Shuck and Jive

Monday, May 31, 2010

40 Days and 40 Nights

And 40 million gallons later, there is no stopping the flow of oil into the Gulf of Mexico. From today's Johnson City Press:

There is still a hole in the Earth, crude oil is still spewing from it and there is still, excruciatingly, no end in sight. After trying and trying again, one of the world’s largest corporations, backed and pushed by the world’s most powerful government, can’t stop the runaway gusher.

As desperation grows and ecological misery spreads, the operative word on the ground now is, incredibly, August — the earliest moment that a real resolution could be at hand. And even then, there’s no guarantee of success. For the United States and the people of its beleaguered Gulf Coast, a dispiriting summer of oil and anger lies dead ahead.

Oh ... and the Atlantic hurricane season begins Tuesday.
The New York Times has a helpful map with estimates of how much oil is spurting forth. The last time this happened, the leak wasn't plugged for ten months:
The largest accidental spill of all time was also in the Gulf of Mexico. Ixtoc I, a two-mile deep exploratory well, leaked at an estimated rate of 10,000 to 30,000 barrels per day for almost ten months until it was capped in March 1980. The total amount spilled was estimated to be 140 million gallons of crude oil.
For Memorial Day, in addition to soldiers, I will also remember our winged, finned, multi-legged, and hard-shelled relations who gave their lives for America's energy needs.

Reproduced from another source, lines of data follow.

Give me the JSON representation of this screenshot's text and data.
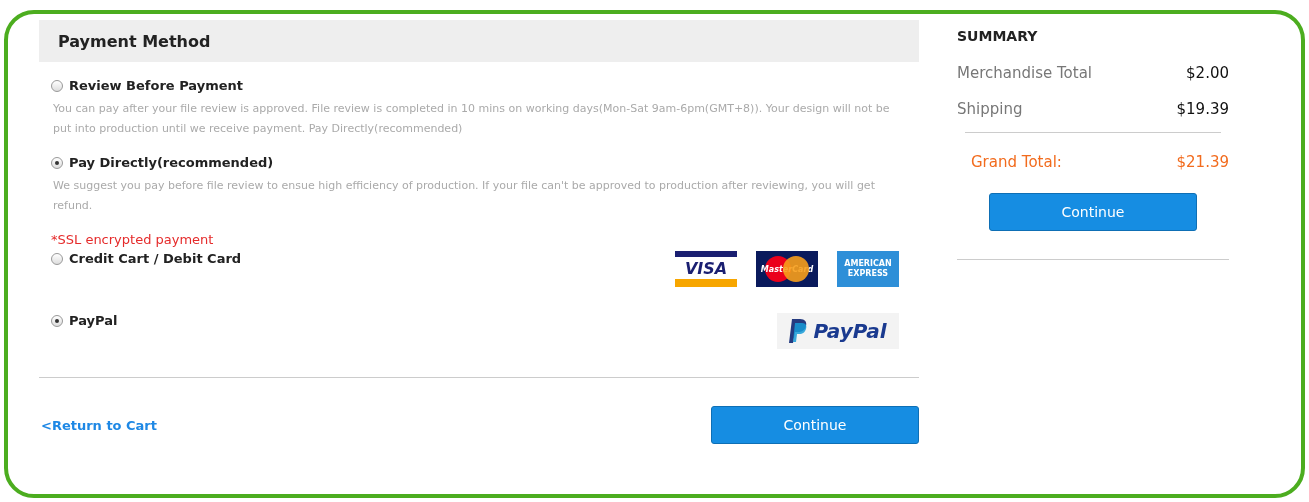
{
  "payment_method": {
    "title": "Payment Method",
    "timing_options": [
      {
        "label": "Review Before Payment",
        "selected": false,
        "description": "You can pay after your file review is approved. File review is completed in 10 mins on working days(Mon-Sat 9am-6pm(GMT+8)). Your design will not be put into production until we receive payment. Pay Directly(recommended)"
      },
      {
        "label": "Pay Directly(recommended)",
        "selected": true,
        "description": "We suggest you pay before file review to ensue high efficiency of production. If your file can't be approved to production after reviewing, you will get refund."
      }
    ],
    "ssl_note": "*SSL encrypted payment",
    "methods": [
      {
        "label": "Credit Cart / Debit Card",
        "selected": false,
        "logos": [
          {
            "kind": "visa",
            "text": "VISA"
          },
          {
            "kind": "mastercard",
            "text": "MasterCard"
          },
          {
            "kind": "amex",
            "text": "AMERICAN EXPRESS"
          }
        ]
      },
      {
        "label": "PayPal",
        "selected": true,
        "logos": [
          {
            "kind": "paypal",
            "text": "PayPal"
          }
        ]
      }
    ],
    "return_link": "<Return to Cart",
    "continue_button": "Continue"
  },
  "summary": {
    "title": "SUMMARY",
    "rows": [
      {
        "label": "Merchandise Total",
        "value": "$2.00"
      },
      {
        "label": "Shipping",
        "value": "$19.39"
      }
    ],
    "grand_total": {
      "label": "Grand Total:",
      "value": "$21.39"
    },
    "continue_button": "Continue"
  }
}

  1. This breaks my heart. The number of animals and people who have died, the livelihood that has ended for many in the gulf coast. And no one knows when it will end.

  2. Oh, that is indeed a tragedy. It makes me want to keep my car in the garage and stick with my bike.
    Thank you for sharing this.

  3. This is heartbreaking. Eleven people were killed in the explosion. Plus our food supply? Those whose lives are made by fishing and by life on the Gulf?

  4. And we still don't fund alternative energy even though there are ways that can cut back on petroleum use (although not totally replace it yet). Alternative energy needs to be supported by income tax. That way the poor don't get screwed because we jack up the price at the pump with taxes.

    Oh, and ethanol from plants, particularly corn is just as polluting and raises the price of corn in Mexico high enough that the poor can't eat.

    Solar energy is almost cheap enough if you make your own panels. If the government would fund it we could get rid of energy usage (oil, gas and electricity) in homes and smaller businesses. There is a church in Delaware that went totally solar energy by putting solar panels on their roof. Problem is it cost $800,000.00.

    And in or near cities presbytery meetings could be held near public transportation so that the cost of going to a presbytery meeting (in Philly Presby's case) costs less to take the bus, the subway or the train to a presbytery meeting. The presbytery could even fund it by making lunch free for those who don't drive.

    My rant for the day.